Several boats packed with rescuers and local elected figures took to sea off the coast of Dunkirk on Thursday to mark the anniversary of the most deadly migrant accident in the Channel on record.
They tossed wreaths into the water and paused to remember the 27 people, mostly from Iraq, who perished when their inflatable boat floundered overnight in the middle of the shipping channel between France and Britain.
“It’s a tragedy that we were expecting and there will probably be others,” said the head of the local branch of the SNSM lifeboat service, Alain Ledaguenel.
Elsewhere, a protest march organised by a local charity saw people walk from the centre of Dunkirk to the beach behind a banner reading “Your borders, our dead”.
One of the marchers read out the names of the deceased while facing the water.
‘Should have intervened’
Documents from a French investigation into the accident that have been reported in the media suggest that French and British sea rescue coordinators passed the buck as the boat sank.

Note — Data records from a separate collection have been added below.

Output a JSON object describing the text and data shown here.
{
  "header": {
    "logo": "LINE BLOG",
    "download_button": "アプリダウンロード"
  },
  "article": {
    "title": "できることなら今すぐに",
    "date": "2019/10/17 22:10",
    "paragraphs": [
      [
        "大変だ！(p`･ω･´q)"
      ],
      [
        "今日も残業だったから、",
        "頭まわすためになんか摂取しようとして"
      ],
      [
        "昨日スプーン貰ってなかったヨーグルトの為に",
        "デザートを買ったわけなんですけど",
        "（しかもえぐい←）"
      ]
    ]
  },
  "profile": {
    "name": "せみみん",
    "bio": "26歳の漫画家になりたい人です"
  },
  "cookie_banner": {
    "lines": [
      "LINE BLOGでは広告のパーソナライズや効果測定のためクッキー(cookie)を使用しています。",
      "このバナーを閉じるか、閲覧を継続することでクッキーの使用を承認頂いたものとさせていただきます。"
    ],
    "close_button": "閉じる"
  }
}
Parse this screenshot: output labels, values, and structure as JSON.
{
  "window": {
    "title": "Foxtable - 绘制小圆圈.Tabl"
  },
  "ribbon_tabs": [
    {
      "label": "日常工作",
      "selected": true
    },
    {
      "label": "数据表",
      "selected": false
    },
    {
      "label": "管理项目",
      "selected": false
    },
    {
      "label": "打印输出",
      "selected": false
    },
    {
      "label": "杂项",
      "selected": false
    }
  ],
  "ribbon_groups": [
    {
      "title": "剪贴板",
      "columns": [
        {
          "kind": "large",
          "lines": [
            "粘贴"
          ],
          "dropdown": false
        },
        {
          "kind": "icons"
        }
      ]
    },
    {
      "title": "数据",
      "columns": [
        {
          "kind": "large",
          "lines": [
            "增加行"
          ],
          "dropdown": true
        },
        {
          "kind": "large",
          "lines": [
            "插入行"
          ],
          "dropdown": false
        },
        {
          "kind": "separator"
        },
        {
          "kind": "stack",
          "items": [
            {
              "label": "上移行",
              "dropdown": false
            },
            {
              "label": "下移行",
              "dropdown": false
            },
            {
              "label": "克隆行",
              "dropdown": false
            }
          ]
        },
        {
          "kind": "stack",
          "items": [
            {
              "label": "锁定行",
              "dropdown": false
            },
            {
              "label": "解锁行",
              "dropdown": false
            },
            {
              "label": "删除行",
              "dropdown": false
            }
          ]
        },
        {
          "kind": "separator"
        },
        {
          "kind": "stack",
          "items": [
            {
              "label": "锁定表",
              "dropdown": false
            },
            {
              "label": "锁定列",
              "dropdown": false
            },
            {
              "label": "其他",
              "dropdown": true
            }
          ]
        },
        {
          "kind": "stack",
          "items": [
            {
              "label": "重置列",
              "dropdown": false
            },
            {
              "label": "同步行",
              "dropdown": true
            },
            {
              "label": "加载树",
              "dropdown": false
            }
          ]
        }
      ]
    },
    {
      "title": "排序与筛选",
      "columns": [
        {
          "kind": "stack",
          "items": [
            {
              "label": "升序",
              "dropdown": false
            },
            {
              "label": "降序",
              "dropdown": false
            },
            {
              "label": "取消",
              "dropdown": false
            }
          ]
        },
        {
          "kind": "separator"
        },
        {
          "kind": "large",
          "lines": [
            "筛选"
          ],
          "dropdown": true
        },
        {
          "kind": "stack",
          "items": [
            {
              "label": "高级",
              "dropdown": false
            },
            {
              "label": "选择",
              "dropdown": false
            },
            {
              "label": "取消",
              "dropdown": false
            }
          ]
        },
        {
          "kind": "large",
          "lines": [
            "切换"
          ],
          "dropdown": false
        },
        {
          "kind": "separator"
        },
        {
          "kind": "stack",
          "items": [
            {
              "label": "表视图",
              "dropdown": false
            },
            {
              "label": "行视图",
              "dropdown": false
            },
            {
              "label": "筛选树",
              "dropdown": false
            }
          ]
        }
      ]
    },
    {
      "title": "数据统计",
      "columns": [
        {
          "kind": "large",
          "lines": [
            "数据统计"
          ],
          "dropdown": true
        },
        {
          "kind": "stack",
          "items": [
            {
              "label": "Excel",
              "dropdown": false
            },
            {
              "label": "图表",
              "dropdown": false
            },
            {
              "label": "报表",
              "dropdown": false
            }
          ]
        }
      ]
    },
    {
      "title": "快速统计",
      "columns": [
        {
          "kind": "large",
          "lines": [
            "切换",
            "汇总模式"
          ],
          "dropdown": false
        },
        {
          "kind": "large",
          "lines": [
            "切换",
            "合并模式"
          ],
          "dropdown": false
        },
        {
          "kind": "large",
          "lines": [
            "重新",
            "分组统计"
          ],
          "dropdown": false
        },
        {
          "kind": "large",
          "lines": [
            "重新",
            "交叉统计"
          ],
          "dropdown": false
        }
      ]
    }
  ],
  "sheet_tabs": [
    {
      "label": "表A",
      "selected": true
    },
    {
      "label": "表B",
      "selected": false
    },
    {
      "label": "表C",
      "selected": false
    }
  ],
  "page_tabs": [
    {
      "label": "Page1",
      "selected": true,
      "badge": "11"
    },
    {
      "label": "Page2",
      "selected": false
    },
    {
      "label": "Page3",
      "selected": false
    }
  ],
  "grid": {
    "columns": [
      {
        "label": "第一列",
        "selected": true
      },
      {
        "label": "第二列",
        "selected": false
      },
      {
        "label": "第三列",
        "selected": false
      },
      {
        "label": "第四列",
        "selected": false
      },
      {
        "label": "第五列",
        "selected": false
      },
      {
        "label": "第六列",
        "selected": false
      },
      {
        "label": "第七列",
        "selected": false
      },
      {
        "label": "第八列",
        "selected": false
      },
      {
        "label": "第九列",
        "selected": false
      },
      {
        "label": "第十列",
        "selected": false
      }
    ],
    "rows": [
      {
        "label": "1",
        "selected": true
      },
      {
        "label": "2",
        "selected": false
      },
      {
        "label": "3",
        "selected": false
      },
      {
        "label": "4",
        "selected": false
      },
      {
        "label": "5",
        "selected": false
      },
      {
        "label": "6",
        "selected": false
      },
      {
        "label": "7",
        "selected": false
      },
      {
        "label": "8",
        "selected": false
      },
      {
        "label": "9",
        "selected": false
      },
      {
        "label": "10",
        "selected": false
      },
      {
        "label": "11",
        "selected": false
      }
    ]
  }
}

In the first SOS calls, the boat appears to have been just inside French waters but drifting towards the British boundary, but neither side sent out a
rescue boat, according to Le Monde newspaper.
“Everything that has been written is quite shocking,” French Interior Minister Gerald Darmanin told the France 3 TV channel on Wednesday evening. “From what I understand… we should have intervened because by the looks of things they were in French waters,” he added.
In Paris on Thursday evening, around 100 people demonstrated at the Place de la Republique. White leaves bearing the names of the dead were placed at the foot of the column in the centre of the square.
A letter was read out from the widow of a man who lost his life, the father of her two children, which said that he “did not deserve to die like that”.
Meanwhile, 65 humanitarian associations from Britain, Belgium and France have called on the British government to provide legal routes for asylum seekers in a joint letter published in Le Monde.
The British government has programmes to help Ukrainians and Afghan refugees, but many others are forced to cross the Channel to make a claim for